* _Information supplied_:
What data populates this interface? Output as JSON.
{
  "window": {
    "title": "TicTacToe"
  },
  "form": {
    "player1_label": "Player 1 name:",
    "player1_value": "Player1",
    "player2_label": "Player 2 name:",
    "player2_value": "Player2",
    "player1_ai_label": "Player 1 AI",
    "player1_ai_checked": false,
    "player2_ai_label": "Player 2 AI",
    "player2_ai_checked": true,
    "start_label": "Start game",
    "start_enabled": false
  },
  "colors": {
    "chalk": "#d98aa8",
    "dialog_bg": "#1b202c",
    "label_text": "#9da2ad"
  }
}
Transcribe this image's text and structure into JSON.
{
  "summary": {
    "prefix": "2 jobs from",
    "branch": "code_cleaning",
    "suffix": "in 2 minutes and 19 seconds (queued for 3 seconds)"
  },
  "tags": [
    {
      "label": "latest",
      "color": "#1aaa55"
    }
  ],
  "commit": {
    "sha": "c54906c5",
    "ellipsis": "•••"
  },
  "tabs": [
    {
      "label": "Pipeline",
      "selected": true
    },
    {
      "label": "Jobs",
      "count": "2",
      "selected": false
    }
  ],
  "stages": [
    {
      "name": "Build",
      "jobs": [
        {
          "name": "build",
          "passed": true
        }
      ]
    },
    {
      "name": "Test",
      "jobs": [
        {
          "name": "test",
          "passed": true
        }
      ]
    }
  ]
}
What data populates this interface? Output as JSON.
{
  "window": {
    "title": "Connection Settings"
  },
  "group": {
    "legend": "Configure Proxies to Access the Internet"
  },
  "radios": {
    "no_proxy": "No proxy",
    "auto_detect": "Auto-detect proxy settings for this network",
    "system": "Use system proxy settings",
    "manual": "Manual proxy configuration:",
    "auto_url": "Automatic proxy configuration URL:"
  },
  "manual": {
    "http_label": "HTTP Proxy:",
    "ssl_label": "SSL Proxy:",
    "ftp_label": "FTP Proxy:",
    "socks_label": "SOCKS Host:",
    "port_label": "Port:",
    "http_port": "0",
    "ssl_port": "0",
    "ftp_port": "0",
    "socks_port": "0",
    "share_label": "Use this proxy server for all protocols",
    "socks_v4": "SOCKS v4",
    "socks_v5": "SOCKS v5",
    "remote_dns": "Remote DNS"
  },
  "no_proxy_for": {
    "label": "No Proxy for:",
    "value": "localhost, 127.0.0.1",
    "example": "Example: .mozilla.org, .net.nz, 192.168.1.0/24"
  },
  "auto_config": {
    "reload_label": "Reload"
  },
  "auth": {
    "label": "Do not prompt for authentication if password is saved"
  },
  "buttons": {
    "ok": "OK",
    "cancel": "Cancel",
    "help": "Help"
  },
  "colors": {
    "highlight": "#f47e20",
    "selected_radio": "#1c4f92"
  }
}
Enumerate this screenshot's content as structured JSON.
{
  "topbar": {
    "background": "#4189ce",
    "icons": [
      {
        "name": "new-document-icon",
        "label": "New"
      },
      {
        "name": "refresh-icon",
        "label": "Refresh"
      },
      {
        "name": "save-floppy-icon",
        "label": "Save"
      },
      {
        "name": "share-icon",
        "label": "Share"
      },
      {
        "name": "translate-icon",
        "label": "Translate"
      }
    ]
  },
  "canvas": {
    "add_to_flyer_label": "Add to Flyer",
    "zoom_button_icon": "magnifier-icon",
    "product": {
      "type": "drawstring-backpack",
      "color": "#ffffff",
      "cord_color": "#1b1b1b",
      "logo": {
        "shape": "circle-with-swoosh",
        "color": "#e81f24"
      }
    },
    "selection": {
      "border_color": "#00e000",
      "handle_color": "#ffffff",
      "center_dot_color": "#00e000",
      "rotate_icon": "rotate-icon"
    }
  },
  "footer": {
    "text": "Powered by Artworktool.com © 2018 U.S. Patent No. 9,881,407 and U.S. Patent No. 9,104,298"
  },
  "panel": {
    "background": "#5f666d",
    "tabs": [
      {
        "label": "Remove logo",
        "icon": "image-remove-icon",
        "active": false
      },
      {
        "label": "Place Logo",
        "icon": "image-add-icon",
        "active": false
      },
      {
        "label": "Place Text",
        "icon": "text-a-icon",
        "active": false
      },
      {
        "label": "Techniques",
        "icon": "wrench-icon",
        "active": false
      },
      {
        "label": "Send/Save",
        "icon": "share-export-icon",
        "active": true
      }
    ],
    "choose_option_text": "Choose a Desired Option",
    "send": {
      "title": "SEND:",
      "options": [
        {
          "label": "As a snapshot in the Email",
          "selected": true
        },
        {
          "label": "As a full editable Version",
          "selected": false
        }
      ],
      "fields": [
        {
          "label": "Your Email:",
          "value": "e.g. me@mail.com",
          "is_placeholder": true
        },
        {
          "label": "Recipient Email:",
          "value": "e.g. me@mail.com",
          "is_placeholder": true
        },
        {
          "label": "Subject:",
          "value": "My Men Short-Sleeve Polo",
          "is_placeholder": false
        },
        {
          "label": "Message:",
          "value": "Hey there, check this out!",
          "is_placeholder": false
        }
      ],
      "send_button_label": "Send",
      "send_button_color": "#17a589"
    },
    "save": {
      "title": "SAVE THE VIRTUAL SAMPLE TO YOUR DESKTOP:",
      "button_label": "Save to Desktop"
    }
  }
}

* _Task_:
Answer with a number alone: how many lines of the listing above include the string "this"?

* _Result_:
7